Activity: Without changing a single word, output each entry.

··· Provided records

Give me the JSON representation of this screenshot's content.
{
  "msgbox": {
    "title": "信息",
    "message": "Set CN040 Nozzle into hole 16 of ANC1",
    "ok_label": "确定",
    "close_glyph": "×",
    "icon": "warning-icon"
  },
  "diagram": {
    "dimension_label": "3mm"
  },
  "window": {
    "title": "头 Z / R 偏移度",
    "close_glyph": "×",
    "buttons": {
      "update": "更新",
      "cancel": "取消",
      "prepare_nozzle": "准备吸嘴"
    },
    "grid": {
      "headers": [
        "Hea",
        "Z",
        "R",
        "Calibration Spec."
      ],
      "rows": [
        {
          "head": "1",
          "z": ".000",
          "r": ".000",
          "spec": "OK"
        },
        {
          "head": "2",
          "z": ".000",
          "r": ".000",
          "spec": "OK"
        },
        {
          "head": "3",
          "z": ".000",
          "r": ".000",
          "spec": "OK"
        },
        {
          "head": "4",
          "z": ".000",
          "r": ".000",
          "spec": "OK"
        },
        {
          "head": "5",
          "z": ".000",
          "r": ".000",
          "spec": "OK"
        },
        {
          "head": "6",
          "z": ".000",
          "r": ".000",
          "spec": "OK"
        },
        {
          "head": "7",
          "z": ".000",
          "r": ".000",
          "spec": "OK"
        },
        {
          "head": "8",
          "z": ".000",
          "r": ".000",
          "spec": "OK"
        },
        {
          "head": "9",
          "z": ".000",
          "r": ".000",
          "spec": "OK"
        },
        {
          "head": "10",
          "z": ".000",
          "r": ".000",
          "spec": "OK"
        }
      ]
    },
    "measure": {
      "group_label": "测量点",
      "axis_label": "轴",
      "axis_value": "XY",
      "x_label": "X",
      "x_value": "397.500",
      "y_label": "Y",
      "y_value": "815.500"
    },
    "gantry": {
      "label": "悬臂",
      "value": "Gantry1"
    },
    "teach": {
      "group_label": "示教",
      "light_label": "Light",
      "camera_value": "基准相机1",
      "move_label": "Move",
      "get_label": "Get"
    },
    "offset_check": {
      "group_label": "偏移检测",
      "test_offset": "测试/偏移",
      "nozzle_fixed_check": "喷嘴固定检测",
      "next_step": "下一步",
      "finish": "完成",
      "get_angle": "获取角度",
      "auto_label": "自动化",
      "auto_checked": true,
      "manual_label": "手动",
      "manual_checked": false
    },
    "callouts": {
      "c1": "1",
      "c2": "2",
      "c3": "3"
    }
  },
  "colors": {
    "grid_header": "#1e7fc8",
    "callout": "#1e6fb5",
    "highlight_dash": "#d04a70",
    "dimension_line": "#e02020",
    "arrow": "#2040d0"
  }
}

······

Finished task:
Give me the JSON representation of this screenshot's content.
{
  "msgbox": {
    "title": "信息",
    "message": "Set CN040 Nozzle into hole 16 of ANC1",
    "ok_label": "确定",
    "close_glyph": "×",
    "icon": "warning-icon"
  },
  "diagram": {
    "dimension_label": "3mm"
  },
  "window": {
    "title": "头 Z / R 偏移度",
    "close_glyph": "×",
    "buttons": {
      "update": "更新",
      "cancel": "取消",
      "prepare_nozzle": "准备吸嘴"
    },
    "grid": {
      "headers": [
        "Hea",
        "Z",
        "R",
        "Calibration Spec."
      ],
      "rows": [
        {
          "head": "1",
          "z": ".000",
          "r": ".000",
          "spec": "OK"
        },
        {
          "head": "2",
          "z": ".000",
          "r": ".000",
          "spec": "OK"
        },
        {
          "head": "3",
          "z": ".000",
          "r": ".000",
          "spec": "OK"
        },
        {
          "head": "4",
          "z": ".000",
          "r": ".000",
          "spec": "OK"
        },
        {
          "head": "5",
          "z": ".000",
          "r": ".000",
          "spec": "OK"
        },
        {
          "head": "6",
          "z": ".000",
          "r": ".000",
          "spec": "OK"
        },
        {
          "head": "7",
          "z": ".000",
          "r": ".000",
          "spec": "OK"
        },
        {
          "head": "8",
          "z": ".000",
          "r": ".000",
          "spec": "OK"
        },
        {
          "head": "9",
          "z": ".000",
          "r": ".000",
          "spec": "OK"
        },
        {
          "head": "10",
          "z": ".000",
          "r": ".000",
          "spec": "OK"
        }
      ]
    },
    "measure": {
      "group_label": "测量点",
      "axis_label": "轴",
      "axis_value": "XY",
      "x_label": "X",
      "x_value": "397.500",
      "y_label": "Y",
      "y_value": "815.500"
    },
    "gantry": {
      "label": "悬臂",
      "value": "Gantry1"
    },
    "teach": {
      "group_label": "示教",
      "light_label": "Light",
      "camera_value": "基准相机1",
      "move_label": "Move",
      "get_label": "Get"
    },
    "offset_check": {
      "group_label": "偏移检测",
      "test_offset": "测试/偏移",
      "nozzle_fixed_check": "喷嘴固定检测",
      "next_step": "下一步",
      "finish": "完成",
      "get_angle": "获取角度",
      "auto_label": "自动化",
      "auto_checked": true,
      "manual_label": "手动",
      "manual_checked": false
    },
    "callouts": {
      "c1": "1",
      "c2": "2",
      "c3": "3"
    }
  },
  "colors": {
    "grid_header": "#1e7fc8",
    "callout": "#1e6fb5",
    "highlight_dash": "#d04a70",
    "dimension_line": "#e02020",
    "arrow": "#2040d0"
  }
}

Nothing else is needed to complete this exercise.